I once knew a woman who lived in a tree. Or just about. Nearly. The house she inherited was beneath a trophy silver maple, the largest such in the entire state, as a matter of fact, dwarfing an otherwise impressive two-story shingled charmer of decent vintage in every way it is possible to dominate, engulf, rule and dwindle the resources of a domicile, and the silence, of course, was stupendous. The light, on the other hand, through each and every window, was unrelenting tree-light, slow movements of varying shadows with, very occasionally, a freckle or two of sunshine. The hour was always arboreal. One had to go outside and walk to the highway to see whether the sun was shining and it was, of course, always very hard to tell the time of any day except in winter when the tree was bare and the house swept by branch and twig light which threshed and twitched through the months of cold.
She had a boy, a very tall one, who not only kept gerbils and tropical fish, but an iguana and several hives of bees. He gathered honey and wax from them and there was a daughter, as well, who went up and up on a swing that stretched from the lowest branch of the tree. The boy became a biologist, the girl a poet when she wasn’t contending in some long-distance charity race or other.
When the tree attained landmark status, it was given a small wooden plaque with raised metal letters to be placed in front of, not on (of course) the trunk. A circle of iron stakes at the drip line of the branches threaded with braided wire was installed by some department or other to prevent viewers from trampling the earth beneath the tree, compacting the soil, snuffing aeration and hardening it against rainfall in general. The tree, the tree, everything was for the tree and my friend’s house was viewed by its many visitors as the tree-keepers lodging and nothing more. (Were there brochures? May I use the restroom? How old is the tree and what is its name? Do you serve anything here? I hope you are organic. . . .)
The house, nonetheless, was rental property during the summer, which made the let a bit dicey, what with all the visitors. A gloomy poet one year, loved the darkness. A mystery writer, for the same reason. My friend went to the family cabin in Maine and a “sensitive,” a woman with crimson hair, leased the house.
I remember my friend looking at the tree as if intuiting its demeanor. I do think she was aware of its moods, its many shifts of emphasis, its ability to go through storm and adversity.
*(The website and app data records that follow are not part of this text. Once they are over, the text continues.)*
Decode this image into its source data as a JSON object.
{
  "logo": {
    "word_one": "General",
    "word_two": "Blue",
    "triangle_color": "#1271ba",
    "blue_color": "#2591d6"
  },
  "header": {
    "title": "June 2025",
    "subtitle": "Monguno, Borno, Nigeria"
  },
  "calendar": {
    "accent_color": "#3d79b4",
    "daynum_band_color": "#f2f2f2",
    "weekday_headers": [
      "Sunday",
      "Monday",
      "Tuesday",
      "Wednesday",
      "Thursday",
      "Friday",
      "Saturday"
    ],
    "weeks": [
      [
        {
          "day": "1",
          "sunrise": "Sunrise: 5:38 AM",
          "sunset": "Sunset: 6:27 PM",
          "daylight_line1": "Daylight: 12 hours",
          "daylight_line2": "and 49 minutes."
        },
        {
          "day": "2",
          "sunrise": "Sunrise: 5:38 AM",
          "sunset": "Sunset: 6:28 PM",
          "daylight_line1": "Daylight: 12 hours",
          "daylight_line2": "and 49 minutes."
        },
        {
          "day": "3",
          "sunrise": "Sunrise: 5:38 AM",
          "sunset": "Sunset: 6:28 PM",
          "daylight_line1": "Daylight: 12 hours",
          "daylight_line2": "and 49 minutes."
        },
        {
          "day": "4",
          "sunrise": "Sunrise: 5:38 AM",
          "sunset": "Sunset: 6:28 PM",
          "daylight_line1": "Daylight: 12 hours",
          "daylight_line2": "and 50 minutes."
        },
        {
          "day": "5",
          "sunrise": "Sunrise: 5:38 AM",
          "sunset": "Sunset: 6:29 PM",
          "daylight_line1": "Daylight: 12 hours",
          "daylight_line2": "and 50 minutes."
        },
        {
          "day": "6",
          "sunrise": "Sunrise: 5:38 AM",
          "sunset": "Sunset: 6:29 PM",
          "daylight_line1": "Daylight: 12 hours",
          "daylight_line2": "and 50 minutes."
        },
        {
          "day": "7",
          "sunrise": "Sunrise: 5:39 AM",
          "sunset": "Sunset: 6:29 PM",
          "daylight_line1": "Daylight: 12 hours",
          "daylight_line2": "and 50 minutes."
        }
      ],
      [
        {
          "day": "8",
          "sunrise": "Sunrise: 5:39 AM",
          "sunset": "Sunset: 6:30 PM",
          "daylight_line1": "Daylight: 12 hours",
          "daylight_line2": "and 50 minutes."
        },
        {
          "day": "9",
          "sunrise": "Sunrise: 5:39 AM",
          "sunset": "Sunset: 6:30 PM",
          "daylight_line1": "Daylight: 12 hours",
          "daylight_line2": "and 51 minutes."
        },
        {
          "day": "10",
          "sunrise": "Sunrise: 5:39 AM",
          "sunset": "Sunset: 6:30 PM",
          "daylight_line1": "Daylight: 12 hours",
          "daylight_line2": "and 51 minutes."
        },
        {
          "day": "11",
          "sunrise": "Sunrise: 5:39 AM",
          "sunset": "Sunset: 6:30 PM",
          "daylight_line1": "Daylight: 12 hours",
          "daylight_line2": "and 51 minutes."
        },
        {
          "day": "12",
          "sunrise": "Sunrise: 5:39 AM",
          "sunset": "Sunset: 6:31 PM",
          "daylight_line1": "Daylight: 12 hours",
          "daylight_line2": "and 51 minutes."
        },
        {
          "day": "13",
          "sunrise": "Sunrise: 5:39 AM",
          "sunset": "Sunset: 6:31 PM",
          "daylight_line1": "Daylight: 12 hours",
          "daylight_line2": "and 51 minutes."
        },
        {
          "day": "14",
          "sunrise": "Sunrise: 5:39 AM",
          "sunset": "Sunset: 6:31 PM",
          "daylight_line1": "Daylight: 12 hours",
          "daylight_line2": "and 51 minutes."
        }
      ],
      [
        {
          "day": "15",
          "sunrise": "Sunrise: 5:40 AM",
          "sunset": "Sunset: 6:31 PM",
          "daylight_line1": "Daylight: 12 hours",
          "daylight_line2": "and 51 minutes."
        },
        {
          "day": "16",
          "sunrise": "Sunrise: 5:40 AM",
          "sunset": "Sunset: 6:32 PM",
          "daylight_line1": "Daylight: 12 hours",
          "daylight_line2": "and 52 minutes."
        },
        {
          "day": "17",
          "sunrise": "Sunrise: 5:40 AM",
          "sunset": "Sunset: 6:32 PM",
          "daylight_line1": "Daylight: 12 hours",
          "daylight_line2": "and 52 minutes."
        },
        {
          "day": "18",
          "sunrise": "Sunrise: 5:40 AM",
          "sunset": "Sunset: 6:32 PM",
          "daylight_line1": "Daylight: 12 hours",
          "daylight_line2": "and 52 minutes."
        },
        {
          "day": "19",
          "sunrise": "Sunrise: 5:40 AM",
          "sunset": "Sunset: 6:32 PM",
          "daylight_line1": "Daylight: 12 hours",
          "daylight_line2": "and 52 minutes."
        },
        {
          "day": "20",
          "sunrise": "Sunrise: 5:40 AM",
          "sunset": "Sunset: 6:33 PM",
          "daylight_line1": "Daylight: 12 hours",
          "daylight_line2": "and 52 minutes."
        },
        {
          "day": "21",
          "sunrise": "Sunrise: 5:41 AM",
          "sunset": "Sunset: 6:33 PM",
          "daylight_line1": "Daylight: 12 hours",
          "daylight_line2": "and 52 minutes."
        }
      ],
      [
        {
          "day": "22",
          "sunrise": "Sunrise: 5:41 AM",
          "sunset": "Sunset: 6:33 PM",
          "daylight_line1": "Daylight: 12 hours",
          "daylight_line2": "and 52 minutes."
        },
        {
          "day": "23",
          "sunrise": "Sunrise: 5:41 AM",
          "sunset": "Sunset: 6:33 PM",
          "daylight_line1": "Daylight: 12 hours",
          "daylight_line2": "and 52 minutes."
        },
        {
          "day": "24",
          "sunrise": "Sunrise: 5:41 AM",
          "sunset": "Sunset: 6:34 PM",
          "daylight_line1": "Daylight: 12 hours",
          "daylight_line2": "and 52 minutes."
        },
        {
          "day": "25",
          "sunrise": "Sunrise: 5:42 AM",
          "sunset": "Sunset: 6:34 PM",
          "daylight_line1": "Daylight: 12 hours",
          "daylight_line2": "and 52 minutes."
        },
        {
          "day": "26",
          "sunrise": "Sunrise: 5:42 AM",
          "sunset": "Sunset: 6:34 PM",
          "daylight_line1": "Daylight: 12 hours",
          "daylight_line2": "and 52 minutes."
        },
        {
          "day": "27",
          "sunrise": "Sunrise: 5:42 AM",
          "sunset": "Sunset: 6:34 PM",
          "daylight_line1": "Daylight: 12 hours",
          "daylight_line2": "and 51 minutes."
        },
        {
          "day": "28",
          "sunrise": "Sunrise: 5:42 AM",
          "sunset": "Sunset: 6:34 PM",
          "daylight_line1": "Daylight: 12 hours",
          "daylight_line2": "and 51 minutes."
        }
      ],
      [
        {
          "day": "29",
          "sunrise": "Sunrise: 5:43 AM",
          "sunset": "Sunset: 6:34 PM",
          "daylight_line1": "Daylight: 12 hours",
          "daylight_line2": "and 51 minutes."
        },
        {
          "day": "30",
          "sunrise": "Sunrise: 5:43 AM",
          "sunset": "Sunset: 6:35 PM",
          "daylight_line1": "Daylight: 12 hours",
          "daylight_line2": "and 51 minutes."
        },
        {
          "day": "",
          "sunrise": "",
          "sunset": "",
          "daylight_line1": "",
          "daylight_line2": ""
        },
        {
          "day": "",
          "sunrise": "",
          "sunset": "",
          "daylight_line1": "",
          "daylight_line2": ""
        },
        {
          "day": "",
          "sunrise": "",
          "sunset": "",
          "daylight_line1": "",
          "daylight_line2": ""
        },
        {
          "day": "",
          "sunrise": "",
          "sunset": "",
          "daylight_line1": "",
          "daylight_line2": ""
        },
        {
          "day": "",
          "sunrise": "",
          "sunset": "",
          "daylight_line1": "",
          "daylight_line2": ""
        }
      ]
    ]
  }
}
When she was not very old, she sensed the tree’s impending death and then her own.
They went together and the house filled with light.